What is required.
Provide the data again in its entirety, exactly as given.

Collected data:
————————
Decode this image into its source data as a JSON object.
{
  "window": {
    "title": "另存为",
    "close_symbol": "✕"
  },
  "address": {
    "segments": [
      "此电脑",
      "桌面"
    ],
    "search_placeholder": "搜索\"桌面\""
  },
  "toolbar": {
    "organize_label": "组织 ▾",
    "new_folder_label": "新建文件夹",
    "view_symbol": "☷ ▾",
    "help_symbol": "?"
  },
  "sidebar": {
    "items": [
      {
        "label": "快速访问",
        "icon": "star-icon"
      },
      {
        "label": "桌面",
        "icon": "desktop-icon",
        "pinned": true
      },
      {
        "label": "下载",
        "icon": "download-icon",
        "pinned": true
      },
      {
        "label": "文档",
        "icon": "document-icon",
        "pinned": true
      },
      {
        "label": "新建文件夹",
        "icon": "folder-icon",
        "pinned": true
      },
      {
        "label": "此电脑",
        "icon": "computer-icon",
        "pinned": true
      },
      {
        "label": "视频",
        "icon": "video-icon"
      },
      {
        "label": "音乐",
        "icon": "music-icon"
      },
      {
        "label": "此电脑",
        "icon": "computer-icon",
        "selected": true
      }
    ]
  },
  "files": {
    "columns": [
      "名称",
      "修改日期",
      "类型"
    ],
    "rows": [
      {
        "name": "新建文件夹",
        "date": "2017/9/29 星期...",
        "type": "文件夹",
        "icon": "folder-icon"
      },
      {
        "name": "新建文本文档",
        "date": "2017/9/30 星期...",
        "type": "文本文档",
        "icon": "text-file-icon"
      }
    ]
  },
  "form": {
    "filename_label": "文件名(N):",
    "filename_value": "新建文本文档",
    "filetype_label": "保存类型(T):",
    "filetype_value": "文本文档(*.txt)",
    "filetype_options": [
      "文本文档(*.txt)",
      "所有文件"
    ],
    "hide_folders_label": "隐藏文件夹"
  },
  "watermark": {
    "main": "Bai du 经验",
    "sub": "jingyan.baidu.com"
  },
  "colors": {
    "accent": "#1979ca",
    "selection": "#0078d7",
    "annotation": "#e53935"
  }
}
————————
Output.
Decode this image into its source data as a JSON object.
{
  "window": {
    "title": "另存为",
    "close_symbol": "✕"
  },
  "address": {
    "segments": [
      "此电脑",
      "桌面"
    ],
    "search_placeholder": "搜索\"桌面\""
  },
  "toolbar": {
    "organize_label": "组织 ▾",
    "new_folder_label": "新建文件夹",
    "view_symbol": "☷ ▾",
    "help_symbol": "?"
  },
  "sidebar": {
    "items": [
      {
        "label": "快速访问",
        "icon": "star-icon"
      },
      {
        "label": "桌面",
        "icon": "desktop-icon",
        "pinned": true
      },
      {
        "label": "下载",
        "icon": "download-icon",
        "pinned": true
      },
      {
        "label": "文档",
        "icon": "document-icon",
        "pinned": true
      },
      {
        "label": "新建文件夹",
        "icon": "folder-icon",
        "pinned": true
      },
      {
        "label": "此电脑",
        "icon": "computer-icon",
        "pinned": true
      },
      {
        "label": "视频",
        "icon": "video-icon"
      },
      {
        "label": "音乐",
        "icon": "music-icon"
      },
      {
        "label": "此电脑",
        "icon": "computer-icon",
        "selected": true
      }
    ]
  },
  "files": {
    "columns": [
      "名称",
      "修改日期",
      "类型"
    ],
    "rows": [
      {
        "name": "新建文件夹",
        "date": "2017/9/29 星期...",
        "type": "文件夹",
        "icon": "folder-icon"
      },
      {
        "name": "新建文本文档",
        "date": "2017/9/30 星期...",
        "type": "文本文档",
        "icon": "text-file-icon"
      }
    ]
  },
  "form": {
    "filename_label": "文件名(N):",
    "filename_value": "新建文本文档",
    "filetype_label": "保存类型(T):",
    "filetype_value": "文本文档(*.txt)",
    "filetype_options": [
      "文本文档(*.txt)",
      "所有文件"
    ],
    "hide_folders_label": "隐藏文件夹"
  },
  "watermark": {
    "main": "Bai du 经验",
    "sub": "jingyan.baidu.com"
  },
  "colors": {
    "accent": "#1979ca",
    "selection": "#0078d7",
    "annotation": "#e53935"
  }
}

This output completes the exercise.